The real life Lancashire Top Guns

Video report by Correspondent Mel Barham:

BAE Systems in Warton, Lancashire is currently part of a team designing the new fighter jet of the future.

As part of Team Tempest, the next generation combat aircraft is due to join the fleet of the RAF from 2035.

But before that can happen, it needs to be designed.

Tempest is the new combat aircraft due to join the RAF fleet from 2035 Credit: PA

And Team Tempest are currently in the process of working out what cutting edge technology to include in the cockpit.

And that's where this trial comes in.

The team at Warton are looking into whether body haptics could be a useful tool for pilots.

Haptics technology, which is currently used in gaming, stimulates the senses of touch and motion.

For the trial, they are using haptic vests which vibrate in different areas of the body to give physical cues to the wearer.

Haptic vests are widely used in gaming, but BAE Systems are looking into whether haptics could be useful in future combat aircraft Credit: ITV News

Haptics could prove useful in a stressful cockpit environment because they act as another cue for the user, that physical touch acting a bit like someone tapping you on the shoulder to warn you about something.

Jack Lennon, Human Factors Engineer at BAE Systems, explains it is a different way of alerting the user to important messages.

"Traditionally we would use just a standard audio cue like an alarm, to make you aware of certain things that happen on the aircraft, or information you need to know about outside the aircraft.

"But this here is kind of a different channel because it's the touch sensation rather than the auditory channel.

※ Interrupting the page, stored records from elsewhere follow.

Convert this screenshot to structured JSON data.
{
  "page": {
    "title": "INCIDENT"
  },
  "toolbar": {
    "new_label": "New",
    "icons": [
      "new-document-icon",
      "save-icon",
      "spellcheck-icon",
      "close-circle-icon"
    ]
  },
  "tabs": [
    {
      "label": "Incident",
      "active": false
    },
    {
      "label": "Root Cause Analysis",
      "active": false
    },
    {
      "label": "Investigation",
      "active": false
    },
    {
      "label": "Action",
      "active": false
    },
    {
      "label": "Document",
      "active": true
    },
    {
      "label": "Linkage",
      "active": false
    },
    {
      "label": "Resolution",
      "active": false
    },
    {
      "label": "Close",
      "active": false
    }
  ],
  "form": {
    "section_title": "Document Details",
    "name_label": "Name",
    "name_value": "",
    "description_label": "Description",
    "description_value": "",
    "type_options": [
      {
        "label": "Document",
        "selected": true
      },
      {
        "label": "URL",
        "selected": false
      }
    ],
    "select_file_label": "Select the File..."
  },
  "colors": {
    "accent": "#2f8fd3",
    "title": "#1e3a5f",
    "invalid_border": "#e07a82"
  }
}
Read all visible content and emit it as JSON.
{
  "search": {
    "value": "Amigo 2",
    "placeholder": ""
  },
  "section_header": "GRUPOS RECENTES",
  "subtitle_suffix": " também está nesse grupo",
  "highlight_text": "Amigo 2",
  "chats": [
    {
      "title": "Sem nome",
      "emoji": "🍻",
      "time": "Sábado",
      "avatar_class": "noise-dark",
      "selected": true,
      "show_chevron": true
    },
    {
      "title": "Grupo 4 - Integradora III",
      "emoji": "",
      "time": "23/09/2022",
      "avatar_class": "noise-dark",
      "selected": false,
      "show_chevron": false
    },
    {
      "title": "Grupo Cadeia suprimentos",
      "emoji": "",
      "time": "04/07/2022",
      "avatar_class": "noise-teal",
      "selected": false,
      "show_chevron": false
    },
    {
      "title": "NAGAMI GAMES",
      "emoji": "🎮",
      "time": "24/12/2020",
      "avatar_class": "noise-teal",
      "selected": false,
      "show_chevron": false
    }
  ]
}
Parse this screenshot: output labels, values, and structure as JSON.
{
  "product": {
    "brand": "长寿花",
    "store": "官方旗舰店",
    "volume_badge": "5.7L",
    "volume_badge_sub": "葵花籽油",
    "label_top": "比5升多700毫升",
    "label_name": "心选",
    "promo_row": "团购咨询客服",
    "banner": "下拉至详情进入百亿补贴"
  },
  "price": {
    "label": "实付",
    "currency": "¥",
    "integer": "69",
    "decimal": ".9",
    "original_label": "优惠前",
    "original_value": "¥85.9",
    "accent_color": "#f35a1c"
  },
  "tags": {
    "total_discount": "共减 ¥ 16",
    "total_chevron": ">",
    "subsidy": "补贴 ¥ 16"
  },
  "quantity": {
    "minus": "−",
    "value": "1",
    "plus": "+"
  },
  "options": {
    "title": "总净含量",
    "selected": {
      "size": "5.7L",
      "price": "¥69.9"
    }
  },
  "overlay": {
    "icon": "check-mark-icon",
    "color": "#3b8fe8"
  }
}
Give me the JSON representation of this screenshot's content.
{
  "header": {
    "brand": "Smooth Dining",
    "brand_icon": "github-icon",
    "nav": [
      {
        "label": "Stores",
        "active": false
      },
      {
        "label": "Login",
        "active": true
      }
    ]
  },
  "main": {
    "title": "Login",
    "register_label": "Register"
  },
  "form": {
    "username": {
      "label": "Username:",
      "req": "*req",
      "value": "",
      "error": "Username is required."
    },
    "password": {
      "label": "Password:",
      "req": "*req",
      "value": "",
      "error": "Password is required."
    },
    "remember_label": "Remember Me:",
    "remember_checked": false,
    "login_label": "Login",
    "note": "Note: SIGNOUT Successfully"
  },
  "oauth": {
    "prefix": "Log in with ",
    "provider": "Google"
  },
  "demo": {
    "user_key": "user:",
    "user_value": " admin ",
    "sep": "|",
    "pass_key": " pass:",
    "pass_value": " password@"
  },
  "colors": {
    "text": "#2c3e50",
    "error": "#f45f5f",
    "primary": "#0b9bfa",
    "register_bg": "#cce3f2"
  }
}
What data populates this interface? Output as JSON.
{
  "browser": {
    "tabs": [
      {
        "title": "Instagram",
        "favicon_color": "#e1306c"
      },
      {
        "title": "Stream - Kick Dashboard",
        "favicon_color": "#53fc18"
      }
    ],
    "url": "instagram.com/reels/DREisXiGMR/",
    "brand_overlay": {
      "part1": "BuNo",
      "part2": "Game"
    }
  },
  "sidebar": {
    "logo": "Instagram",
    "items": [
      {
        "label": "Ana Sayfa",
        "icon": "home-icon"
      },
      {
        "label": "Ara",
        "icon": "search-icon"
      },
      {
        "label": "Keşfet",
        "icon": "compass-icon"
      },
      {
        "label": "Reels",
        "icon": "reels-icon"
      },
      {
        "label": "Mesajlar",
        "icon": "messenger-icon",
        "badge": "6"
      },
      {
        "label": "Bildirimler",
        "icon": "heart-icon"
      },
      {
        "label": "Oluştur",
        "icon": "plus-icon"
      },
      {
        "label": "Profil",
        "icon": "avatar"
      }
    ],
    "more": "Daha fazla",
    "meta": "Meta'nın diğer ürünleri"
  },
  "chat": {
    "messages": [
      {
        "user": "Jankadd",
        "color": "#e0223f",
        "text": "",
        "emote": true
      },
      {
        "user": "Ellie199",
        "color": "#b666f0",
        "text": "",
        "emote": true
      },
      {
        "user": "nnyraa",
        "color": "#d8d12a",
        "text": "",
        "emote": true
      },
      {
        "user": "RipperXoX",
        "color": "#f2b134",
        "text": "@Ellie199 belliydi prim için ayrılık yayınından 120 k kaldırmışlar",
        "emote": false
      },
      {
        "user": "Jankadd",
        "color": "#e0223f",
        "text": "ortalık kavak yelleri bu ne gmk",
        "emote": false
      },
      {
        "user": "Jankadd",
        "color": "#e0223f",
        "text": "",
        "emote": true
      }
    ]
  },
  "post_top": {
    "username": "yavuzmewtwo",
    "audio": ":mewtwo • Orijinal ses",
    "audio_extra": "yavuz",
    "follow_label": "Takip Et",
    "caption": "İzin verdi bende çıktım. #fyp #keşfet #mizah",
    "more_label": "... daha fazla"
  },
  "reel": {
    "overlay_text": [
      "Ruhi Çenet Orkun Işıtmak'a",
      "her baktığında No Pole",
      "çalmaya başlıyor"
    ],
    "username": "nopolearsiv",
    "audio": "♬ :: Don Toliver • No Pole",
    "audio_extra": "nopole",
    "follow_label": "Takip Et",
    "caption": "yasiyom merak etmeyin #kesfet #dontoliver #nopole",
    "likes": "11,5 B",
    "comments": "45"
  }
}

And we know that the first channel you lose in high stress or high workload environments is that auditory thing that gets blocked out and so tapping into that kind of touch sensation might break through to the user more than just using an audio cue."

As part of the trial by BAE Systems, correspondent Mel Barham was sent up in a light aircraft to test the use of body haptics Credit: ITV News

John Stocker, BAE Systems Business Development Director, explains that the future fighter jet pilot is likely going to have to process even more information, potentially more than a human brain can cope with, which is why they're looking at cutting edge technology that could potentially aid the pilot in the cockpit.

Our correspondent Mel Barham was invited to be a genuine participant in the trial.

To test the technology, Mel is asked to wear the haptic vest whilst also trying to complete two separate tasks on a couple of tablets.

Intermittently they play either an audio alarm in the ear - or the haptic vest vibrates.

But the haptic vest vibrates in a different part of the body each time, giving extra help to the participant in the task.

And to make things more difficult, she has to complete the task not only flying in a straight line, but also a second time whilst experiencing 2G forces from a 60 degree banking turn in the plane.

What they will be looking at, is whether the audio alarm or the haptic vest has any effect in the performance of those tasks.

Our correspondent got to grips with the equipment and even managed to tell us how it works mid-air

It may look like just a bit of fun, but this is actually going to form part of BAE's analysis into whether haptic technology could be used in the new Tempest fighter plane.